This week, we’ll have a process talk on self-care for writers, a craft talk on restraint and details on the page, and a craft discussion on fact, truth, memory and subjectivity. We’ll discuss our weekly reading and the week’s independent work.

Week Four: Developing Your Narrative

This week, we’ll have a process talk, and a craft talk on writing trauma without retraumatizing yourself. We’ll learn and practice some somatic tools for trauma writing, and we will discuss our weekly reading and the week’s independent work.

Week Five: Shaping Your Narrative

This week, we’ll have a process talk, a craft talk on understanding your narrative motivation, and a craft discussion on defining and shaping your arc. We’ll discuss our weekly reading and the week’s independent work.

Week Six: Writing with Care

This week, we’ll have a craft lesson and exercise on crafting a content note for your work, and a craft discussion on reading and editing from a trauma-informed perspective. We’ll discuss our weekly reading and the week’s independent work, including our process for reading and preparing to give feedback on workshop submissions.

Week Seven: Live Workshop on Zoom

This week, we’ll have our first workshop session.

Week Eight: Live Workshop on Zoom

This week, we’ll have our second workshop session, followed by a group processing session and sharing of resources for continuing this work.


Course type:

Student Feedback for Margo Steines:

Margo embodies a certain intense passion for the work of writing. It feels like she’s right there for each student, a straight forward but kind and knowledgeable partner. This course came at the perfect moment. Carol A Thomas

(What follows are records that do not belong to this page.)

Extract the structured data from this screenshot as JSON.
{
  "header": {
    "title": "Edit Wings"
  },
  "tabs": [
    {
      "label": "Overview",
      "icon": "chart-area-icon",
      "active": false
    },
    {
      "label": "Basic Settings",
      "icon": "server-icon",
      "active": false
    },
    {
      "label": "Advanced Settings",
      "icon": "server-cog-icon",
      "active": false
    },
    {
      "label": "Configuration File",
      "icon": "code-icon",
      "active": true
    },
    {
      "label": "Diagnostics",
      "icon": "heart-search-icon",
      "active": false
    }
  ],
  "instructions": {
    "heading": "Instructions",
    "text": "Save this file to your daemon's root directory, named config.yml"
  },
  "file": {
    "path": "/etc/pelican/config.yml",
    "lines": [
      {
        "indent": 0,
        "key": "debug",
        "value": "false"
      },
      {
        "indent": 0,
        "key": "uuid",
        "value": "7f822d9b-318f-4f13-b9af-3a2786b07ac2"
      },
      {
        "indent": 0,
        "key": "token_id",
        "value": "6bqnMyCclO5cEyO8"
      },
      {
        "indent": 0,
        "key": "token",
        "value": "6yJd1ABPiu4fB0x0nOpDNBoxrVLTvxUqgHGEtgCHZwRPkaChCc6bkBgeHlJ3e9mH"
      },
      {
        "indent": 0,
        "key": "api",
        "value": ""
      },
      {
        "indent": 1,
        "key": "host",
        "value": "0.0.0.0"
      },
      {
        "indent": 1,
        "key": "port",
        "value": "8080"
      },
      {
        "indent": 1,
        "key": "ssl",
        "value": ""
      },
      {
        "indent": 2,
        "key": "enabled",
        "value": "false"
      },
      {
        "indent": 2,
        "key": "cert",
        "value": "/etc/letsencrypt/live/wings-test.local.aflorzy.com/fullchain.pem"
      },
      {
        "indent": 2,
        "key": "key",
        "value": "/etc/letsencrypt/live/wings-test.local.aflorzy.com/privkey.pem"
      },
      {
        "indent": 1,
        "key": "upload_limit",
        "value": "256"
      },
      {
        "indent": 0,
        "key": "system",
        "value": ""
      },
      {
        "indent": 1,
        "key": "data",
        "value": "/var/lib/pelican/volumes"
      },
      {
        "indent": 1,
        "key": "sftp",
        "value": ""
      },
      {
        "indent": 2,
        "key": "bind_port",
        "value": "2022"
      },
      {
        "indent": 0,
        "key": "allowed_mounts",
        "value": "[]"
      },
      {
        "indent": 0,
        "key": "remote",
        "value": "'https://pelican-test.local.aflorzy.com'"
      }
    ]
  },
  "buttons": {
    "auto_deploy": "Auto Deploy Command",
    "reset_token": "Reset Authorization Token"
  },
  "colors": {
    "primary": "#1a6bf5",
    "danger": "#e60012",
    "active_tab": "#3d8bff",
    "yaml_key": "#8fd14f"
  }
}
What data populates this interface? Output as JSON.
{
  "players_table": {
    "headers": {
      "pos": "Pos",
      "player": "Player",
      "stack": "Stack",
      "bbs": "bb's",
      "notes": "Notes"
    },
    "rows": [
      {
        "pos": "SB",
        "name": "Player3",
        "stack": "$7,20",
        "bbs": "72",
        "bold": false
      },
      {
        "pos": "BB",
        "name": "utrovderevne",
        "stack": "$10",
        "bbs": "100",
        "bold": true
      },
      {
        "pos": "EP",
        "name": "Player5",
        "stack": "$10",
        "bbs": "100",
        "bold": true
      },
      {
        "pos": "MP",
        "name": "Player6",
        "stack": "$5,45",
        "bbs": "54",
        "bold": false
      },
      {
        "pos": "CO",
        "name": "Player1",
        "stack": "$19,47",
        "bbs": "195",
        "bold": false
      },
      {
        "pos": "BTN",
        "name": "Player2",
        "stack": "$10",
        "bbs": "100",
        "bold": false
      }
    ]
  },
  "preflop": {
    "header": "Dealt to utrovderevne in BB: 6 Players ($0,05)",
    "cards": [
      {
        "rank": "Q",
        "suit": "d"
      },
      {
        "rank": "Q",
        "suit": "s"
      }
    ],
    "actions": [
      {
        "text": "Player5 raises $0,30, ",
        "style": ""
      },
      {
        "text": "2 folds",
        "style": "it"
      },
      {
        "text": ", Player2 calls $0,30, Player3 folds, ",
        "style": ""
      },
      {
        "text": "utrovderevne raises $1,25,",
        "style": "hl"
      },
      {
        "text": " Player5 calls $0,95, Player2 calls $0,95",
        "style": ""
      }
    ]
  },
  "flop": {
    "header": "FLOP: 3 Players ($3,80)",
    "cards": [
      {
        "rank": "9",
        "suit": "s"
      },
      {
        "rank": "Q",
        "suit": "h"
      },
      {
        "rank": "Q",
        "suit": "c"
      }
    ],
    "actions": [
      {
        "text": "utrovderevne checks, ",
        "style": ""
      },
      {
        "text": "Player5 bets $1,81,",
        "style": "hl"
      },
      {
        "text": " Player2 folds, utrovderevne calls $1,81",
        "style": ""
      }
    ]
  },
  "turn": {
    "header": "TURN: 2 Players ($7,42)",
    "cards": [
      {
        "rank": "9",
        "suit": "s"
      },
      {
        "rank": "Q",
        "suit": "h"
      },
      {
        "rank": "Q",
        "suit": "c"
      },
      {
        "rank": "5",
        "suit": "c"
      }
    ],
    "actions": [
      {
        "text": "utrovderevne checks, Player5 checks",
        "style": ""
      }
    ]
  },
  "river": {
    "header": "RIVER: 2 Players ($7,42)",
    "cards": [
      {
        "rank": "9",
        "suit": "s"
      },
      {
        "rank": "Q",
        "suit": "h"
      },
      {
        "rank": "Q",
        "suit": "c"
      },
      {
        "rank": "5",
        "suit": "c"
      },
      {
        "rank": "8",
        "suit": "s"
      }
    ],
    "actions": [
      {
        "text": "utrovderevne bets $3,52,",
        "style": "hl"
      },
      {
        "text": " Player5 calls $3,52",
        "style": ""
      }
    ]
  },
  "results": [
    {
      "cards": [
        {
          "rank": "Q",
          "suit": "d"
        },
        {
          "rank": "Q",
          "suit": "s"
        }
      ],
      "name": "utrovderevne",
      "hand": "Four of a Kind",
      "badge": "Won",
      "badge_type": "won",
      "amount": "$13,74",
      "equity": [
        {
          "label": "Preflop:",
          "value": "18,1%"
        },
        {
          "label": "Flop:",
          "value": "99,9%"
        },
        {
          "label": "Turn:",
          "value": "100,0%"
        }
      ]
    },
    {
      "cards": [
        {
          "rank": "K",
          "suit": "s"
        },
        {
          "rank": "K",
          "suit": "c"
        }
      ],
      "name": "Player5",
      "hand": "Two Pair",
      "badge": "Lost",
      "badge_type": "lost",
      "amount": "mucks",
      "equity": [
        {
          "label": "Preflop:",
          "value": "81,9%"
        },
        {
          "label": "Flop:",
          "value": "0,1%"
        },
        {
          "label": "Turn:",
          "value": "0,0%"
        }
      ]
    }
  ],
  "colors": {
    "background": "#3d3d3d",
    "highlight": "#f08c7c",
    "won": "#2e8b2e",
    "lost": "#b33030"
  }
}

The course was a joy. I’m quiet by nature, but by the end of it, I found myself not only with the confidence to participate but eager to so do. It was well structured, and everyone was given a chance to contribute. Margo’s knowledge, experience, and empathy created a safe space for discussing sensitive subjects that left me not only more confident in my writing about such a challenging subject but with broader insights into life as a whole. You can’t ask for more than that. James Boud

Margo’s course was expertly structured. Her weekly readings and discussions accumulated into a satisfying intro to the literature. And her essay creation process gave me a draft and a system for making more. Ashley Walker

Margo writes with insight and incisiveness you feel in your gut. Reading her work reminds me that I am human and alive and not alone in feeling what I feel. It’s a privilege to read Margo and also to be edited by her. She’s a thoughtful editor who possesses both empathy and sharp instincts, which do not always appear in the same package. She knows how to ask you thought-provoking questions about your work that lead you to your own solutions. Rachel Reeves, journalist

Margo is an extraordinary teacher, with extremely helpful lectures, writing prompts, and course structure. This was one of the most helpful workshops I have ever participated in. I found her extremely generous and accessible with her time, and she created a class atmosphere that felt respectful and engaging. Highly recommend! Mary Simpson

Margo is a great teacher. Very professional, supportive and knowledgeable. Very sensitive dealing with a difficult topic. She created a warm and supportive Zoom environment for those who attended. Ariela Zucker

margo steines headshot


Margo Steines is a native New Yorker, a journeyman ironworker, and serves as mom to a wildly spirited small person.

Margo holds an MFA in nonfiction writing from the University of Arizona and lives and writes in Tucson. Her work was named Notable in Best American Essays and has appeared in The Sun, Brevity, Off Assignment, The New York Times (Modern Love), the anthology Letter to a Stranger: Essays to the Ones Who Haunt Us, and elsewhere. She is the author of the memoir-in-essays Brutalities: A Love Story.

Margo is faculty at the University of Arizona Writing Program and is also a private creative coach and creative writing class facilitator. You can read more about her practices at